**Data excerpts**
▶
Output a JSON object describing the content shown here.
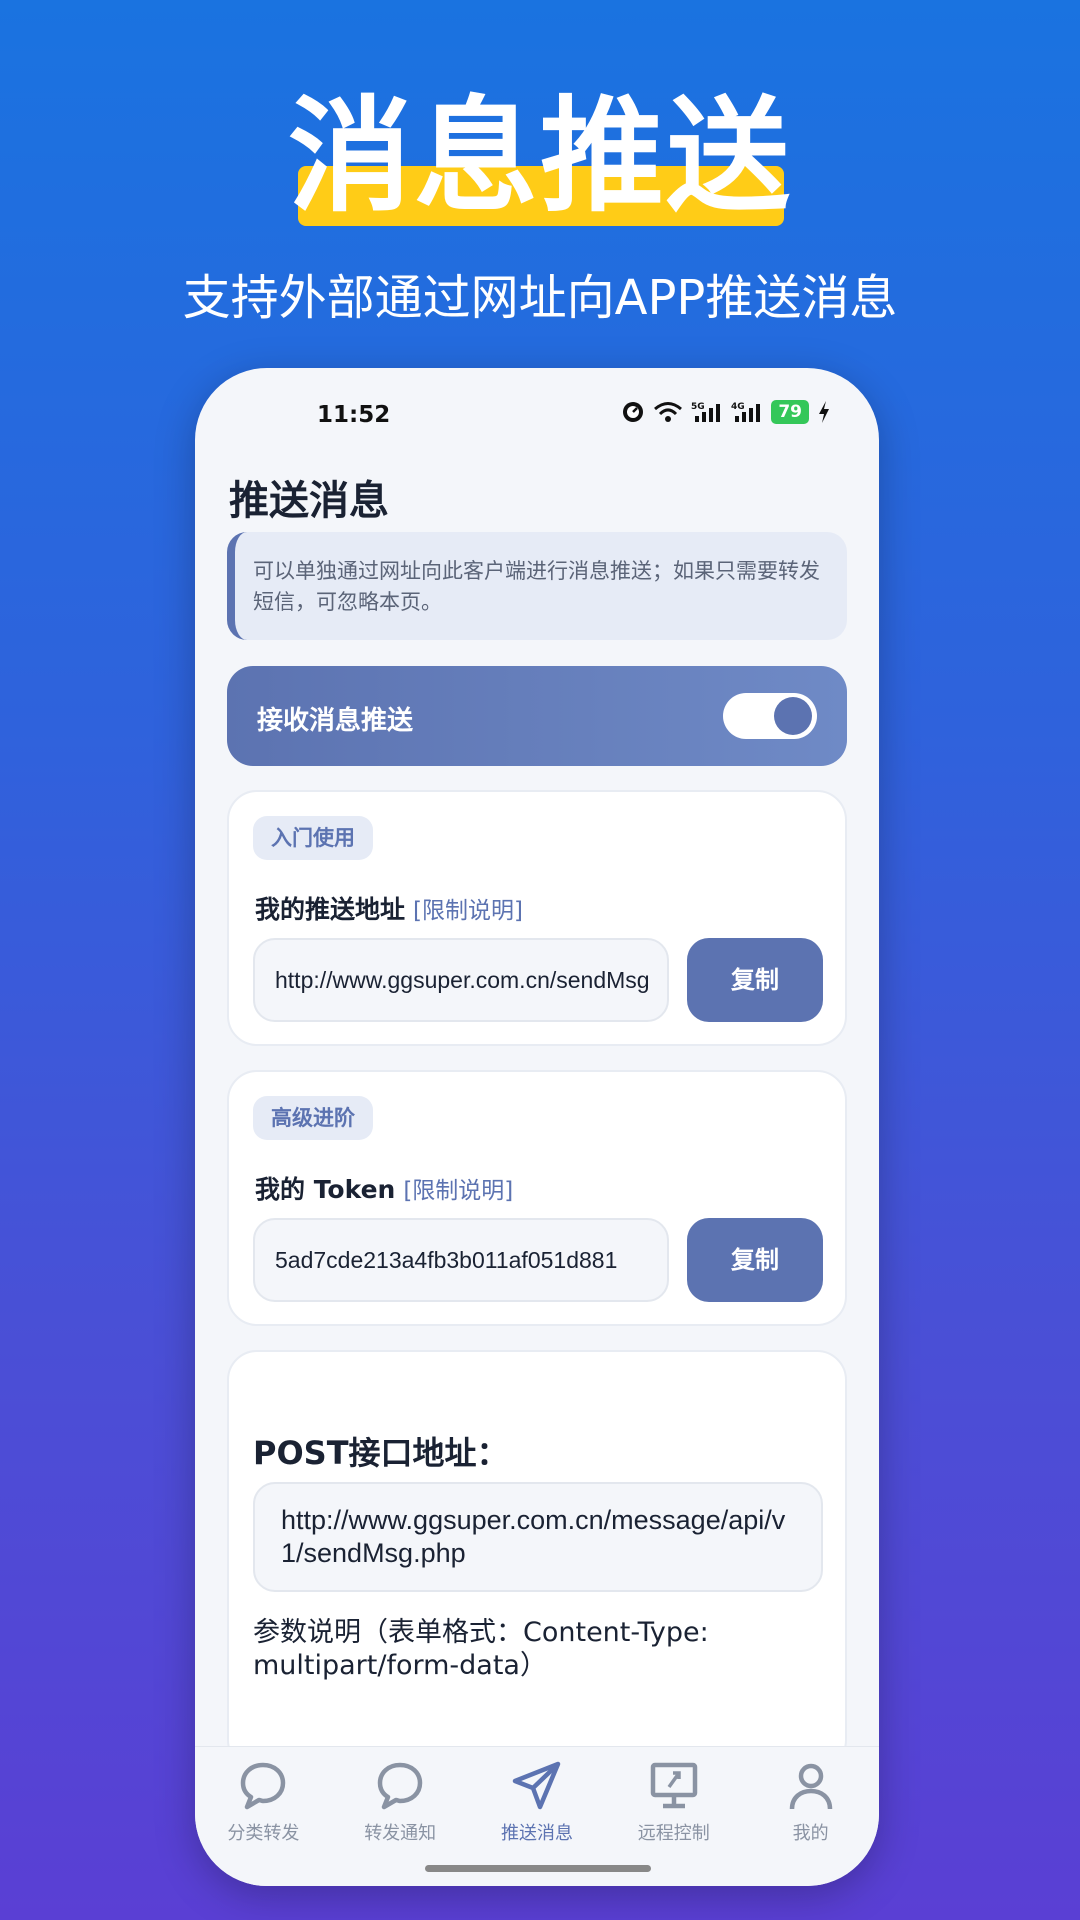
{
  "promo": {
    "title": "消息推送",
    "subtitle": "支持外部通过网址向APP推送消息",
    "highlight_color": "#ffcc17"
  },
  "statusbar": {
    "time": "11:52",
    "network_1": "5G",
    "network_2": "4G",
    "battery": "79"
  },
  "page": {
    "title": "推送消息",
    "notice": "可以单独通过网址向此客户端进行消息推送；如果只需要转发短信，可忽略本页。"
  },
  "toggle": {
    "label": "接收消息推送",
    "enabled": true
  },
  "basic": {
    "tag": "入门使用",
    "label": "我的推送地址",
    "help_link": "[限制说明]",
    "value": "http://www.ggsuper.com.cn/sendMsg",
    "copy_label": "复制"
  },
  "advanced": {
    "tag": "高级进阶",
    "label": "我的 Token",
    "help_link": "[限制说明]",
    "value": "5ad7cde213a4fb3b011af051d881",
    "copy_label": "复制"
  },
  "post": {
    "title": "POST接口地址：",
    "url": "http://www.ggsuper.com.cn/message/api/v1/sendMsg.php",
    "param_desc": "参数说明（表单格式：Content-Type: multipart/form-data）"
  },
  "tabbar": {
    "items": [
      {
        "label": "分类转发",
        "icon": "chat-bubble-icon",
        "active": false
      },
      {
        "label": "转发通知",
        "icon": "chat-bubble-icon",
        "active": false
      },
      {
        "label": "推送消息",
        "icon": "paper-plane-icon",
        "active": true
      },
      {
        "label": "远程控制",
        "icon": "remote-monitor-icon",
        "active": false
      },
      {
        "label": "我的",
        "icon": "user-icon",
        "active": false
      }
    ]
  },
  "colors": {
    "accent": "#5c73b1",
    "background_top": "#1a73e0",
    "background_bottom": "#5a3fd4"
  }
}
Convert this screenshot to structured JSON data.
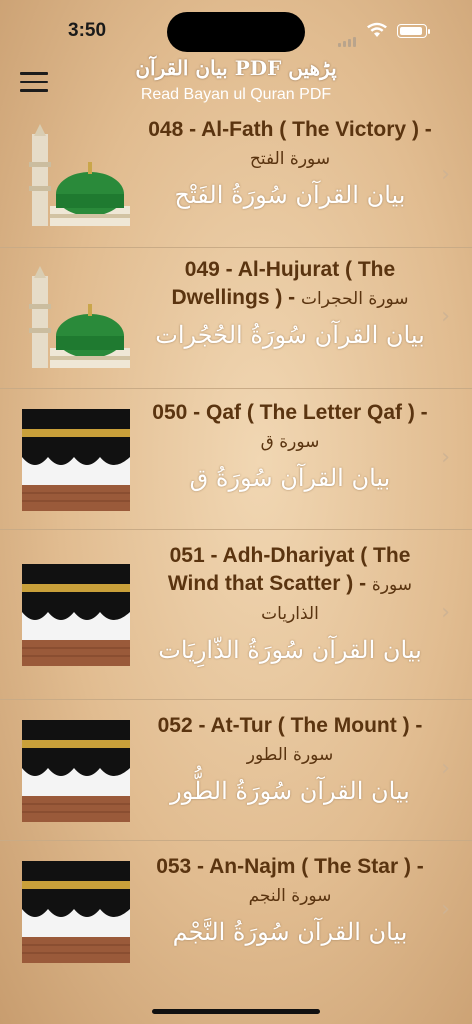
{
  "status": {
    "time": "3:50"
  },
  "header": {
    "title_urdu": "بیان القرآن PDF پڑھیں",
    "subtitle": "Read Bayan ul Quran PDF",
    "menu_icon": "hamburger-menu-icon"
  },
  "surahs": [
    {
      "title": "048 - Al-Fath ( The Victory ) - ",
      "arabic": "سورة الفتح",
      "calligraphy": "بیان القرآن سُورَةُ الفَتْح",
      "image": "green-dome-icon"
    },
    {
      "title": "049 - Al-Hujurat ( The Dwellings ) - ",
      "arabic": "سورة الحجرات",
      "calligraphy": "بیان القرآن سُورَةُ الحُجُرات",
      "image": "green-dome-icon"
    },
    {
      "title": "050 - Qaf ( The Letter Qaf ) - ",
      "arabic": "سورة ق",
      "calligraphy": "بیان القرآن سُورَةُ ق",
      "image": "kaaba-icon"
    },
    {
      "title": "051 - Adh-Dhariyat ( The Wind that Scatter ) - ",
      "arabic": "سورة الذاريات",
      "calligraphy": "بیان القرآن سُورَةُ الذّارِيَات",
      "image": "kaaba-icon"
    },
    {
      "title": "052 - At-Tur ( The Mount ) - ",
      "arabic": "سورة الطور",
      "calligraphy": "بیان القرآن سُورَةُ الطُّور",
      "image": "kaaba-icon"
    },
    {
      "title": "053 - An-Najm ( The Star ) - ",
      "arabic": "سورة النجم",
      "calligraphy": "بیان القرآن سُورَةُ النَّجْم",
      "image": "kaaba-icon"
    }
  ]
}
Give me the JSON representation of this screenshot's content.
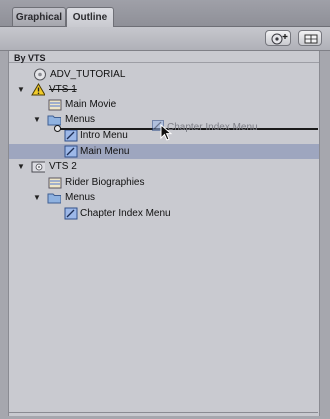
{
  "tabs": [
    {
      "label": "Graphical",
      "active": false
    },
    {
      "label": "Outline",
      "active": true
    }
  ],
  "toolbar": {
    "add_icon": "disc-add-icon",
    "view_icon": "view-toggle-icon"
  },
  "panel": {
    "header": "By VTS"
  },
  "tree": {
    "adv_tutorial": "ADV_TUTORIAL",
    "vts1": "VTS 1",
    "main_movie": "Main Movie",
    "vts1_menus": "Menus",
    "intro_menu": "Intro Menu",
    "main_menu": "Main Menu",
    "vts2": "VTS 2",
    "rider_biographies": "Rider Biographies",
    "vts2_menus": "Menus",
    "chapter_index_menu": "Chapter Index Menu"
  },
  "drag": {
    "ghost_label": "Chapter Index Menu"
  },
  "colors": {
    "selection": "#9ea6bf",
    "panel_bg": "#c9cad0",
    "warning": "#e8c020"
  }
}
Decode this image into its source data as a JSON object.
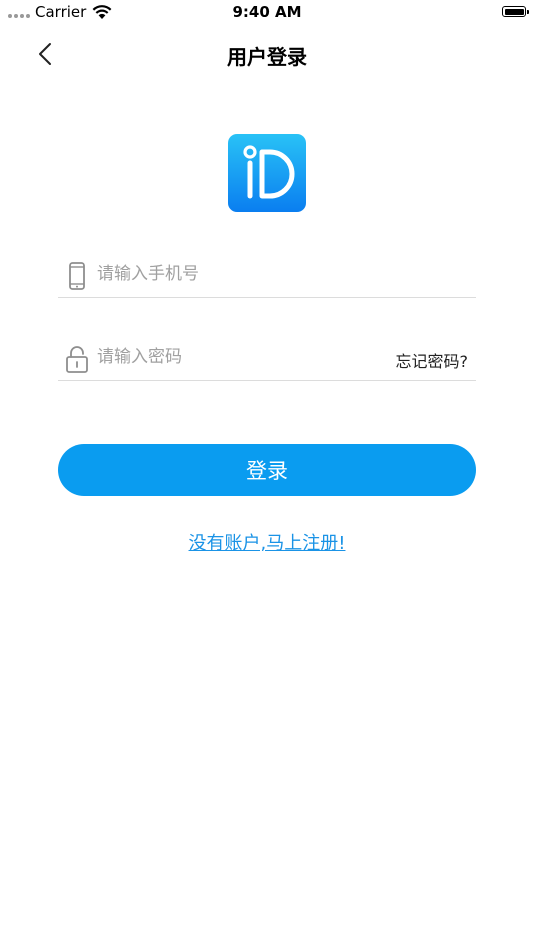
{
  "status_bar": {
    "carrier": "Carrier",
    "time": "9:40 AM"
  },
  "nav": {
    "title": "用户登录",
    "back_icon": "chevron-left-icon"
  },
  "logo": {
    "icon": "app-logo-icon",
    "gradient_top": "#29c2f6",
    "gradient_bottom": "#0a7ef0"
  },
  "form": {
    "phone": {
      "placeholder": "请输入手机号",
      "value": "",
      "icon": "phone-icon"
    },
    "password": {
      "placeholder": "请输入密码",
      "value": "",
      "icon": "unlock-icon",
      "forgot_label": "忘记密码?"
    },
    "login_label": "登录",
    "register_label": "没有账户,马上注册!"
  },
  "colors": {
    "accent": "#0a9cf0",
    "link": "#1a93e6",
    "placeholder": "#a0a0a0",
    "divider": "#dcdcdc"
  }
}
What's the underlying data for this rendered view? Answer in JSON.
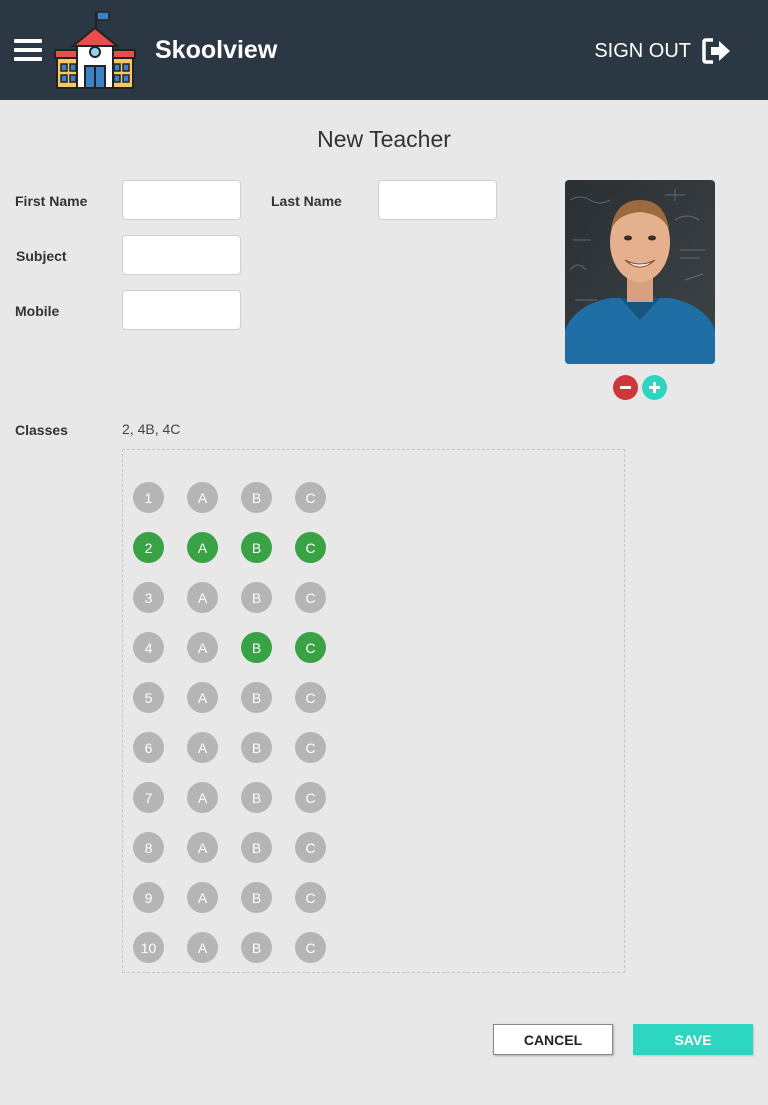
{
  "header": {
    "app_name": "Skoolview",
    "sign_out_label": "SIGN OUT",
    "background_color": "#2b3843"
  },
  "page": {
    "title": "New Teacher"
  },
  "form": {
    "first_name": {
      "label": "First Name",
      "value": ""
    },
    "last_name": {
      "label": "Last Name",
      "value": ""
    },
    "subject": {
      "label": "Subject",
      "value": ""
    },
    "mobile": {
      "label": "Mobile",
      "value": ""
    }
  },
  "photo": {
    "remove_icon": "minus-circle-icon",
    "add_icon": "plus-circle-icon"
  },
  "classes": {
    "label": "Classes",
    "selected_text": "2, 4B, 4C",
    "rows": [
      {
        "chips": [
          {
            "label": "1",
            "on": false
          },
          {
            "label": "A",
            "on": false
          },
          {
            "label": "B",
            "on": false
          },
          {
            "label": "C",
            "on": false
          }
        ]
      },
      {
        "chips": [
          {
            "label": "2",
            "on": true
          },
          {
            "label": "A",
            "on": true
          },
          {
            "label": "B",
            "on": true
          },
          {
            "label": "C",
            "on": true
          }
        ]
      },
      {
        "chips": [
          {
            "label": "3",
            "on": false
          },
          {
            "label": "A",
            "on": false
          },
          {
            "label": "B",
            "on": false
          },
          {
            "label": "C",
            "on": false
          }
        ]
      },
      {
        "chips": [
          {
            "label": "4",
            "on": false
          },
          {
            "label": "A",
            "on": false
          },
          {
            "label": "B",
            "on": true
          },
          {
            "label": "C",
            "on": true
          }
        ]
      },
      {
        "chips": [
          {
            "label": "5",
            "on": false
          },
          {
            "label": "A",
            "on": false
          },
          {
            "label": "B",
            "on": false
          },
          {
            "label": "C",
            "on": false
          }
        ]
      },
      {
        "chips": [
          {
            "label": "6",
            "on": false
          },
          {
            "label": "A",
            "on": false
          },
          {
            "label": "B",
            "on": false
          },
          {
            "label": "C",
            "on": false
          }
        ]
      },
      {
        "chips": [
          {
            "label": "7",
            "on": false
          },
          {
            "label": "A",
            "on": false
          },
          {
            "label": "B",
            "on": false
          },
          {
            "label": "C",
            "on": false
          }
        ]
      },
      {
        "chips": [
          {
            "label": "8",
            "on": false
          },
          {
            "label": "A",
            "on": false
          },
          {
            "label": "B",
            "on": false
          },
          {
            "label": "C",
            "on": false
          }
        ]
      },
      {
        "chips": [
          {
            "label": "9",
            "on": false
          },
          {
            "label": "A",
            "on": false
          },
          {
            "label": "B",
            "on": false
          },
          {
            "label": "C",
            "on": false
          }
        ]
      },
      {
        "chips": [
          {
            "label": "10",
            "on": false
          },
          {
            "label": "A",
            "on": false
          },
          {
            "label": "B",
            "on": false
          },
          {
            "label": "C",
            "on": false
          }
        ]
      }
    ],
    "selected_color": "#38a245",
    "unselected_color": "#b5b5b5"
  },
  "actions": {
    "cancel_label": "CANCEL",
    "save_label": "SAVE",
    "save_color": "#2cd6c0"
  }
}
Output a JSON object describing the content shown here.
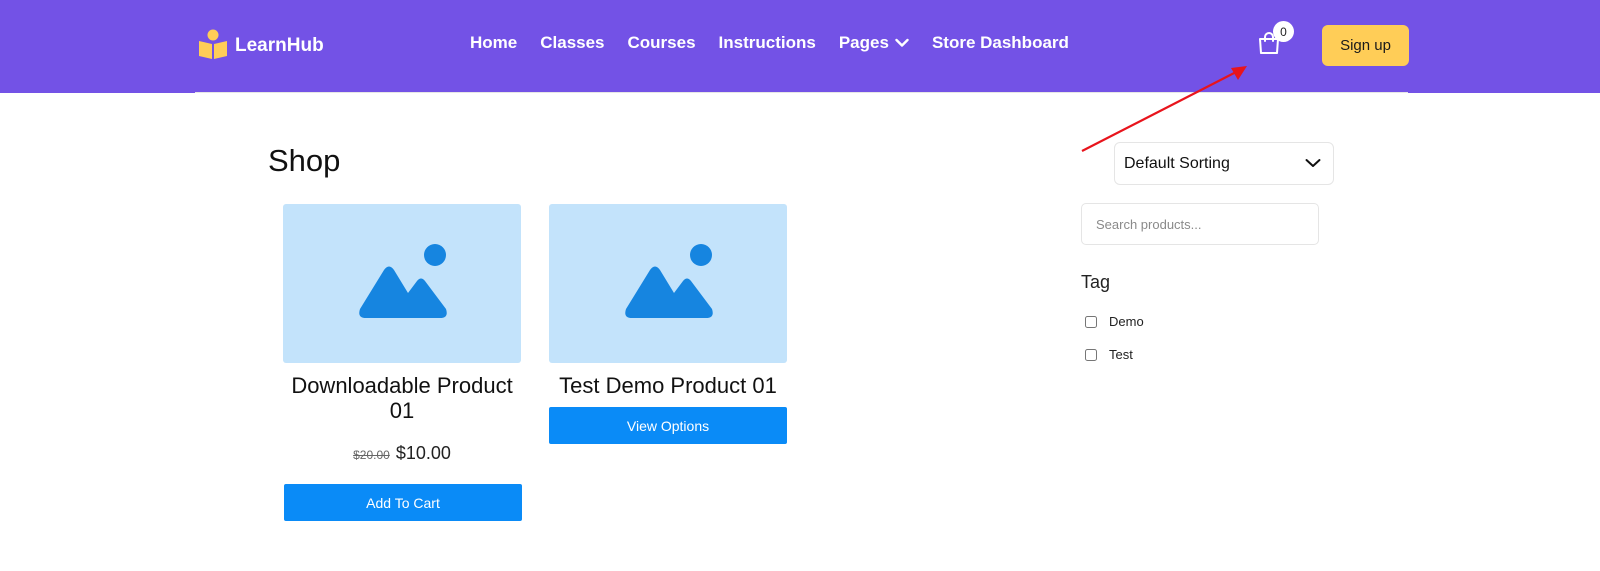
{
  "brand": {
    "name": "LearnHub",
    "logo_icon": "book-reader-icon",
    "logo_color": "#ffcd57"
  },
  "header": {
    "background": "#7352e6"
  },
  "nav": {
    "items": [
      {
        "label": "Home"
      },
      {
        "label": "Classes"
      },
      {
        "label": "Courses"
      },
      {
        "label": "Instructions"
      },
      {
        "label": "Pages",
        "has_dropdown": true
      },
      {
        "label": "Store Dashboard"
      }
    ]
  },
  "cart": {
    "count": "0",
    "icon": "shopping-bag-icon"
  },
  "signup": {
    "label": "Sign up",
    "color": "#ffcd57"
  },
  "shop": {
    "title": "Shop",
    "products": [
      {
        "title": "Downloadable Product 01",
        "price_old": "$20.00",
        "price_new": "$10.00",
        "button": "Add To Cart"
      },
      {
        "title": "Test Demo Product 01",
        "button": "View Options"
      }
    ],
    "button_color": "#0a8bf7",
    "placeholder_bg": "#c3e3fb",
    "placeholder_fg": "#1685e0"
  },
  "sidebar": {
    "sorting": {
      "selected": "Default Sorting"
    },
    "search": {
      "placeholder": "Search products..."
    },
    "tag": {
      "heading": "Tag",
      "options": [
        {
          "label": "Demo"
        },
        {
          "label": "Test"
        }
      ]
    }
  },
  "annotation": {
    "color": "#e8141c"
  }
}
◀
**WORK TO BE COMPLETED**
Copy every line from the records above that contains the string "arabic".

**FINISHED EXERCISE**
      "arabic": "سورة الفتح",
      "arabic": "سورة الحجرات",
      "arabic": "سورة ق",
      "arabic": "سورة الذاريات",
      "arabic": "سورة الطور",
      "arabic": "سورة النجم",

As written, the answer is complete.